> [Supplied information]
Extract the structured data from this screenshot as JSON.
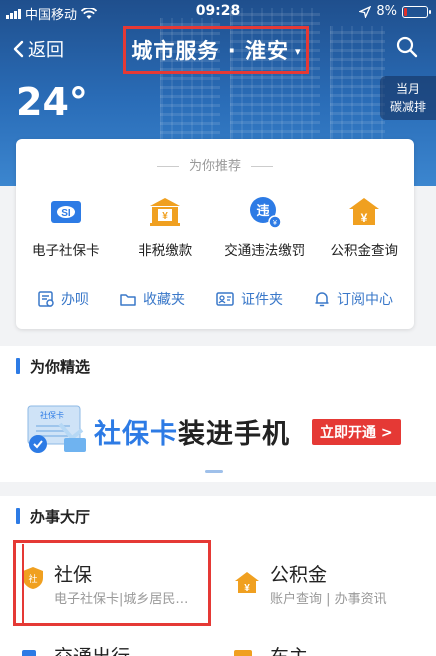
{
  "status_bar": {
    "carrier": "中国移动",
    "time": "09:28",
    "battery": "8%"
  },
  "nav": {
    "back_label": "返回",
    "title": "城市服务 · 淮安",
    "caret": "▾"
  },
  "weather": {
    "temperature": "24°",
    "carbon_line1": "当月",
    "carbon_line2": "碳减排"
  },
  "recommend": {
    "label": "为你推荐",
    "services": [
      {
        "label": "电子社保卡",
        "icon": "social-security-card-icon"
      },
      {
        "label": "非税缴款",
        "icon": "bank-icon"
      },
      {
        "label": "交通违法缴罚",
        "icon": "traffic-violation-icon"
      },
      {
        "label": "公积金查询",
        "icon": "housing-fund-icon"
      }
    ],
    "links": [
      {
        "label": "办呗",
        "icon": "document-icon"
      },
      {
        "label": "收藏夹",
        "icon": "folder-icon"
      },
      {
        "label": "证件夹",
        "icon": "id-card-icon"
      },
      {
        "label": "订阅中心",
        "icon": "bell-icon"
      }
    ]
  },
  "featured": {
    "header": "为你精选",
    "banner": {
      "highlight": "社保卡",
      "rest": "装进手机",
      "button": "立即开通 >",
      "card_text": "社保卡"
    }
  },
  "hall": {
    "header": "办事大厅",
    "items": [
      {
        "name": "社保",
        "sub": "电子社保卡|城乡居民…",
        "icon": "shield-icon"
      },
      {
        "name": "公积金",
        "sub": "账户查询 | 办事资讯",
        "icon": "house-yen-icon"
      },
      {
        "name": "交通出行",
        "icon": "car-icon"
      },
      {
        "name": "车主",
        "icon": "car-owner-icon"
      }
    ]
  },
  "colors": {
    "accent": "#2d7be5",
    "highlight": "#e53935",
    "gold": "#f0a020"
  }
}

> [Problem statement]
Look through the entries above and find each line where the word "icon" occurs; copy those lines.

> [Written solution]
        "icon": "social-security-card-icon"
        "icon": "bank-icon"
        "icon": "traffic-violation-icon"
        "icon": "housing-fund-icon"
        "icon": "document-icon"
        "icon": "folder-icon"
        "icon": "id-card-icon"
        "icon": "bell-icon"
        "icon": "shield-icon"
        "icon": "house-yen-icon"
        "icon": "car-icon"
        "icon": "car-owner-icon"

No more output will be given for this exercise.